Houston built a dam in the ravine to the east of the road.

Houston Mill dam
Houston Mill dam today

Just downstream stand the remains of a single-lane bridge that once carried traffic on Houston Mill Road across the creek. This iron bridge was replaced by a concrete bridge in 1952—the same concrete bridge still used by hundreds of commuters daily.

Houston Mill old bridge
The remains of Washington Jackson Houston’s iron bridge.

Pillars mark the path leading past the dam.

Hosuton Mill stone pillars

Around 1900 Houston converted his mill operations from grinding grist to generating electricity.

In the 1920s Harry Carr acquired the property and resumed grist milling. He built his Houston Mill House in 1925—the same year that Walter Candler developed his Lullwater estate half a mile upstream. Following Carr’s death in 1958—again, coincidentally, the year Emory acquired Lullwater—Emory in 1960 negotiated the purchase of the property from his widow with the provision that she be permitted to live in the house until her death. She died in 1976.

Hahn Woods lower trail
The lower trail, looking upstream toward the bend to the parking lot at Hahn Woods.

Hahn Woods now hides a lot of history but still retains traces of the past on which Emory’s campus has been built.

Gary Hauk

Amazing how things have changed . . .

This year Emory is observing the centennial of its university charter (replacing the 1836 charter as a college) and celebrating a hundred years of making Atlanta its home town. How to measure change at a place during a century? There are many ways, but one is to look at some numbers at the beginning, midway, and now.

For instance, in 1915 Emory conferred 148 degrees; in 1964-65, 1,136; in 2015, more than 4,600.

In 1915 there were 61 members of the faculty, including 16 in Emory College, which was still in Oxford. There were no endowed professorships. By 1965 the faculty had grown to 200, with twelve endowed Charles Howard Candler Professors and three or four other endowed chairs. This year there are more than 3,000 full-time faculty members, about half of them in the School of Medicine. Nearly 200 faculty members hold endowed professorships.

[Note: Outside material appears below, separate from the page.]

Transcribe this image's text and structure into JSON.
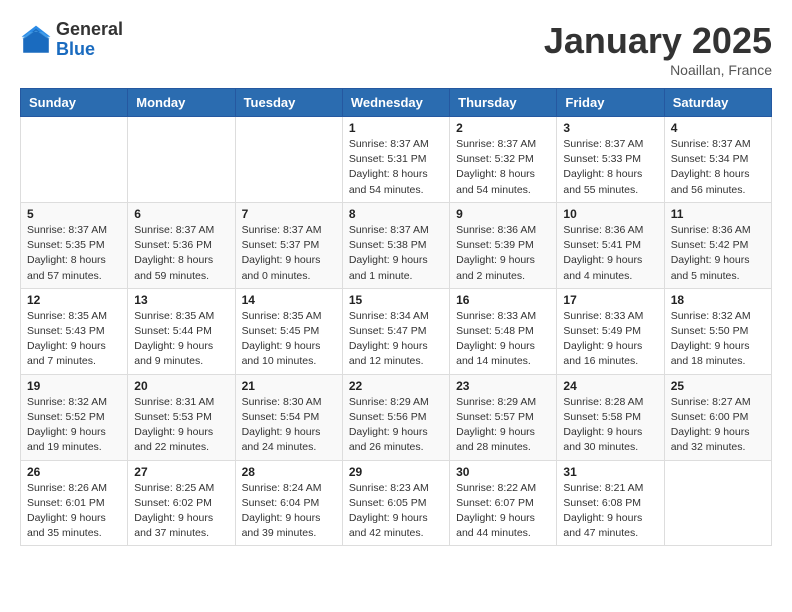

In 1915 the enrollment of the entire university was 631 students; in 1965 that number had grown to 5,844; this year it is 14,769, with students hailing from more than a hundred countries.

One literally concrete measure of what has happened at Emory since 1965 is all the facilities that did not exist or were not owned by Emory fifty years ago. Here is Emory as it is today.

Emory in 2015

This  map of the main Atlanta campus does not include the Briarcliff property and, of course, the historic and still vibrant campus at Oxford.

Here is the same map indicating all the buildings that Emory has added since 1965.

What's been built since 1965

All of those yellow shapes are buildings that did not exist in 1965. No wonder alumni sometimes don’t recognize the place when they return! If I printed the list here the names of the buildings would number more than fifty—more than one building a year for the past 50 years. And this does not include the new library, science center, and three new residence halls at Oxford (and the new dining hall under way there), or the nine-story hospital bed tower going up on Clifton Road, or the renovation (sometimes twice) of everything that previously existed on both campuses.

What these maps highlight is the increase in scholarly activity, teaching activity, and social activity that makes a university a university.

I’ll include more measures of change in future posts.

Gary Hauk